When using ImageLab for the very first time, some users may be bewildered by the complexity of this spectral analysis system. Thus the following introduction provides a quick overview. In general, the procedure of analyzing and interpreting hyperspectral data is structured as follows:

  1. Importing the data into ImageLab. Basically there are two ways to import your data into ImageLab, either directly from an external source (i.e. a data file generated by your instrument), or from the harddisk:
    • Import the data from your instrument. This is usually an easy step if appropriate import filters for your instruments are already available.(1) Clicking the command "File>Import" opens the list of available filters and allows you to select your instrument from the list.

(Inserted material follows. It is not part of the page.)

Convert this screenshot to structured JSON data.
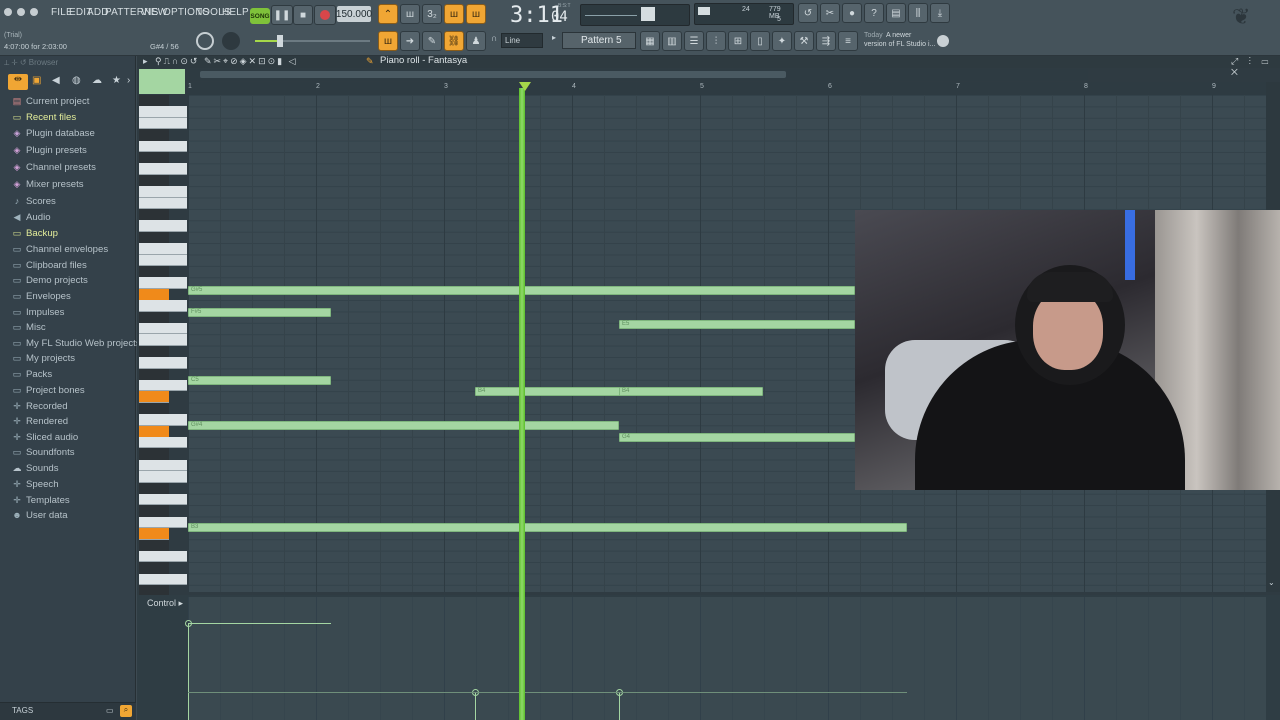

As each instrument has its peculiarities, the description of the detailed steps to import data should be taken from the description of the corresponding import modules.
    • Loading an existing data file. If you previously saved your data as an ImageLab file, you can reopen it by clicking the "File Open" button or by selecting a file from the list of recently used files .
  2. Simple data analysis. At this point you can already get a first impression of your data by creating images from the raw data and performing some preprocessing steps (e.g. removing bad pixels, detecting background pixels, smoothing the data, etc.). However for further analysis you have to work with spectral descriptors.
  3. Define a set of spectral descriptors. This is the most important step when preparing a (multivariate) analysis of your data, since ImageLab consistently uses spectral descriptors instead of raw data throughout the process. The rationale behind the idea of spectral descriptors can be found in the section Background Information on Spectral Descriptors. ImageLab provides several sets of predefined spectral descriptors which are named "ilab_XXXX.spdc", with "XXXX" indicating the particular spectroscopic method the descriptors have been defined for.
  4. Analyze your data using the built-in multivariate techniques. After selecting an appropriate set of descriptors you apply multivariate statistical methods for further analysis.
  5. Copy interesting images to the image stack. All images (created from raw data plots or from elaborate statistical methods) can be transferred to the image stack which allows the user to superimpose up to eight images on top of each other and even to blend the results with a high resolution photo used as a background image (see the section Adding Photos to the HSI Dataset for instructions how add a background image). Copying an image to the image stack can be done by either clicking the "add to image stack" button , or by selecting the command "Copy to Image Stack" from the context menu of an image (right-click the image to open the context menu).

The following diagram shows the flow of the data during the image processing:



(1) If your instrument is not on the list, please contact the ImageLab development team: office@epina.at. Currently we are offering implementations of import filters for additional instruments for free. However, please be prepared that the process of creating an import filter will also require a modest effort on your side as well (by providing example data and giving feedback during the development loop). Import filters can usually be developed within a few days.


Last Update: 2016-Okt-24